A Transact-SQL local variable is an object that can hold a single data value of a specific type. Variables in batches and scripts are typically used:
- As a counter either to count the number of times a loop is performed or to control how many times the loop is performed.
- To hold a data value to be tested by a control-of-flow statement.
- To save a data value to be returned by a stored procedure return code.
Note The names of some Transact-SQL system functions begin with two at signs (@@). Although in earlier versions of SQL Server, the @@functions are referred to as global variables, they are not variables and do not have the same behaviors as variables. The @@functions are system functions, and their syntax usage follows the rules for functions.
The following script creates a small test table and populates it with 26 rows. The script uses a variable to do three things:
- Control how many rows are inserted by controlling how many times the loop is executed.
- Supply the value inserted into the integer column.
- Function as part of the expression that generates letters to be inserted into the character column.
-- Create the table. CREATE TABLE TestTable (cola INT, colb CHAR(3)) GO SET NOCOUNT ON GO -- Declare the variable to be used. DECLARE @MyCounter INT -- Initialize the variable. SET @MyCounter = 0 -- Test the variable to see if the loop is finished. WHILE (@MyCounter < 26) BEGIN -- Insert a row into the table. INSERT INTO TestTable VALUES -- Use the variable to provide the integer value -- for cola. Also use it to generate a unique letter -- for each row. Use the ASCII function to get the -- integer value of 'a'. Add @MyCounter. Use CHAR to -- convert the sum back to the character @MyCounter -- characters after 'a'. (@MyCounter, CHAR( ( @MyCounter + ASCII('a') ) ) ) -- Increment the variable to count this iteration -- of the loop. SET @MyCounter = @MyCounter + 1 END GO SET NOCOUNT OFF GO
Declaring a Transact-SQL Variable
The DECLARE statement initializes a Transact-SQL variable by:
- Assigning a name.

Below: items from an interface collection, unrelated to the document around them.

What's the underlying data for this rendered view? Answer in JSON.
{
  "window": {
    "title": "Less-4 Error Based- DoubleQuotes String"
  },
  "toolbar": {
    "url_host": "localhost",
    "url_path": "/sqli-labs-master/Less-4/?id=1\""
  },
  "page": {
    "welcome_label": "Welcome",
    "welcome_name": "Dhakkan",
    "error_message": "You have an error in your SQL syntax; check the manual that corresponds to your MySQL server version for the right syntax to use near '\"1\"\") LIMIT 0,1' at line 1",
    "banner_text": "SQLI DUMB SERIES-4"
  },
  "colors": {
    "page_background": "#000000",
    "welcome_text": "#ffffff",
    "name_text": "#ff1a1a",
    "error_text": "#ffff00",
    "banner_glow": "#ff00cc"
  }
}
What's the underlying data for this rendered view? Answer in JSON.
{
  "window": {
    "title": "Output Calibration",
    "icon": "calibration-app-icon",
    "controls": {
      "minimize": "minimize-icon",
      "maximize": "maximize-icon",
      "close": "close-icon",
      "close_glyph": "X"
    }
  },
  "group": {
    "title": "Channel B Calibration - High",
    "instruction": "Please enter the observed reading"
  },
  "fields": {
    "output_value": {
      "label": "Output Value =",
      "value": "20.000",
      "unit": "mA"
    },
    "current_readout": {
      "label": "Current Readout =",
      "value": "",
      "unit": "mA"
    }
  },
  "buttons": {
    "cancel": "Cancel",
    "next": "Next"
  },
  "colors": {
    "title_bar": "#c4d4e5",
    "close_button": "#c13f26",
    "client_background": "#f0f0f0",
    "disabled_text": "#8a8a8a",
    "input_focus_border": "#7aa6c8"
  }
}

The name must have a single @ as the first character.
- Assigning a system-supplied or user-defined data type and a length. For numeric variables, a precision and scale are also assigned.
- Setting the value to NULL.
Note Use system-supplied data types for local variables to minimize future maintenance issues.
For example, the following DECLARE statement creates a local variable named @mycounter with an int data type.
DECLARE @MyCounter INT
To declare more than one local variable, use a comma after the first local variable defined, and then specify the next local variable name and data type.
For example, this DECLARE statement creates three local variables named @last_name, @fname and @state, and initializes each to NULL:
DECLARE @LastName NVARCHAR(30), @FirstName NVARCHAR(20), @State NCHAR(2)
The scope of a variable is the range of Transact-SQL statements that can reference the variable. The scope of a variable lasts from the point it is declared until the end of the batch or stored procedure in which it is declared. For example, this script generates a syntax error because the variable is declared in one batch and referenced in another:
DECLARE MyVariable INT SET @MyVariable = 1 GO -- This terminates the batch. -- @MyVariable has gone out of scope and no longer exists. -- This SELECT statement gets a syntax error because it is -- no longer legal to reference @MyVariable. SELECT * FROM Employees WHERE EmployeeID = @MyVariable
Setting a Value in a Transact-SQL Variable
When a variable is first declared, its value is set to NULL. To assign a value to a variable, use the SET statement. This is the preferred method of assigning a value to a variable. A variable can also have a value assigned by being referenced in the select list of a SELECT statement.
To assign a variable a value by using the SET statement, include the variable name and the value to assign to the variable. This is the preferred method of assigning a value to a variable. This batch, for example, declares two variables, assigns values to them, and then uses them in the WHERE clause of a SELECT statement:
USE Northwind GO -- Declare two variables. DECLARE @FirstNameVariable NVARCHAR(20), @RegionVariable NVARCHAR(30) -- Set their values. SET @FirstNameVariable = N'Anne' SET @RegionVariable = N'WA' -- Use them in the WHERE clause of a SELECT statement. SELECT LastName, FirstName, Title FROM Employees WHERE FirstName = @FirstNameVariable OR Region = @RegionVariable GO
A variable can also have a value assigned by being referenced in a select list. If a variable is referenced in a select list, it should be assigned a scalar value or the SELECT statement should only return one row. For example:
USE Northwind GO DECLARE @EmpIDVariable INT SELECT @EmpIDVariable = MAX(EmployeeID) FROM Employees GO
If a SELECT statement returns more than one row and the variable references a nonscalar expression, the variable is set to the value returned for the expression in the last row of the result set. For example, in this batch @EmpIDVariable is set to the EmployeeID value of the last row returned, which is 1:
USE Northwind GO DECLARE @EmpIDVariable INT SELECT @EmpIDVariable = EmployeeID FROM Employees ORDER BY EmployeeID DESC SELECT @EmpIDVariable GO